While you could say the piece is in A minor, it doesn't really use the tonal ideas brought from the common practice period. If it did, you would see E or E7 much more instead of Em. The piece builds more off the naturally constructed chords of the A minor scale which means it uses much more modal ideas and I wouldn't expect certain tonal ideas, like the deceptive cadence or modulation, to actually drive what's going on and the are other things going on. The melody is is direct control of the harmony.
There are things you could look for and study. In general inside or outside functional harmony, look at how the notes move and you'll see patterns. For example moving up a third such as Em to G and Am to C are common ideas in this and can be looked at not as functionally, but decoratively. Functionally not much is changing If we were to combine those two chords for each we would end up with Em7 and Am7 respectively so in part when these chords are used with each other they can more or less be viewed as one unit moving for effect due to their similarities.
For the D chord it's just a borrowed chord from a parallel mode most likely from A Dorian, but it can also be viewed as from A Major (or Ionian if you're thinking modal). It's no different from iv and in major keys you'll sometimes see the opposite where iv is used instead of
IV. In this piece, it's just use to give a little bit more resolution to when you go from the D to the Em as the F♯-> G resolution is stronger than an F->G resolution.

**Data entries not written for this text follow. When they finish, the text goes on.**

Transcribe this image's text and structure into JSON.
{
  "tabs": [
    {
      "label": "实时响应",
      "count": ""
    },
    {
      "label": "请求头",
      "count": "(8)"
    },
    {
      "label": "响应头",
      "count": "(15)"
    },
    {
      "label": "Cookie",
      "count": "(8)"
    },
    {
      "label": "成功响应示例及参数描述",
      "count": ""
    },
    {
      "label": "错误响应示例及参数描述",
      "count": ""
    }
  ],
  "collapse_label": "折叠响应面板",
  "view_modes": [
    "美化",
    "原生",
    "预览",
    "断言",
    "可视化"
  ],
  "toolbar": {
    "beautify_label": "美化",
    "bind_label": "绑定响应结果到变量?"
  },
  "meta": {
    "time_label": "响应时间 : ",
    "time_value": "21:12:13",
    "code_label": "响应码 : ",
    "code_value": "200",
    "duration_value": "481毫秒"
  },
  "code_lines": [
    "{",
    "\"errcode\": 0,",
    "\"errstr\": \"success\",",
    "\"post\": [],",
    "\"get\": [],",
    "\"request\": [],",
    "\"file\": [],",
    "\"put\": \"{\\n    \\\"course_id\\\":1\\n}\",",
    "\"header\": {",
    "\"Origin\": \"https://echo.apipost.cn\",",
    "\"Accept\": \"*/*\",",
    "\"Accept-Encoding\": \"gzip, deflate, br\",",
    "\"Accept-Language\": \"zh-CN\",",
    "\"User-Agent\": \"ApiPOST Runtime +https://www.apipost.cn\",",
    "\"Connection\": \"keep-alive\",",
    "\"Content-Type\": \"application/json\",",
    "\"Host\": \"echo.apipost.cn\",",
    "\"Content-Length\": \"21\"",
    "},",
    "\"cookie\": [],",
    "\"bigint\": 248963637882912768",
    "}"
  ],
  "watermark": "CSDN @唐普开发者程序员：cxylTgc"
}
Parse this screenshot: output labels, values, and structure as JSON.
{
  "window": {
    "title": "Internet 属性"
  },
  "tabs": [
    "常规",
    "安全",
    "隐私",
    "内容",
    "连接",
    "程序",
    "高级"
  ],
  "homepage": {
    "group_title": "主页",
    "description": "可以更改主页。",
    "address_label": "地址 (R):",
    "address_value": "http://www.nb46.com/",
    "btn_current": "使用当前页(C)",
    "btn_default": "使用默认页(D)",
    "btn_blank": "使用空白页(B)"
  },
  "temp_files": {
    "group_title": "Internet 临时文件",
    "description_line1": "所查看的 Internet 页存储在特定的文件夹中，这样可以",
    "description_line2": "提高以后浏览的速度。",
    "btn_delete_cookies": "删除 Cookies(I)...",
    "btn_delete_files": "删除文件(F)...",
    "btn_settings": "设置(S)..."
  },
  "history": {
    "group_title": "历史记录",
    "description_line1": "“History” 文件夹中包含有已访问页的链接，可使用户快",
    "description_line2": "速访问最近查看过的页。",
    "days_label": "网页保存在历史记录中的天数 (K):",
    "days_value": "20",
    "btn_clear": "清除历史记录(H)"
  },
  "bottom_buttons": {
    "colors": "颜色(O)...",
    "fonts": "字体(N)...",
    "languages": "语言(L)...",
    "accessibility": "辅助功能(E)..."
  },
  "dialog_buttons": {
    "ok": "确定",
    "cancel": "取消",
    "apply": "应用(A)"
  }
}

It also sets up the next part quite nicely.
The next part even if you try to view it functionally does not modulate. Different chords are used to color the melody which is different then before in a much way that has been done before, but it does not stay and you quickly return back to where you feel A is the most important note again and arguably you never left.
So in short this piece is not from functional harmony, but modal instead so you need to look at it much differently to understand it. Roman Numeral analysis will not get you far, but you can look for how the harmony moves and look at the melody to get a good perspective of why the harmony is the way it is along with melodic and harmonic patterns (motifs) that may define the piece much more than a functional analysis can.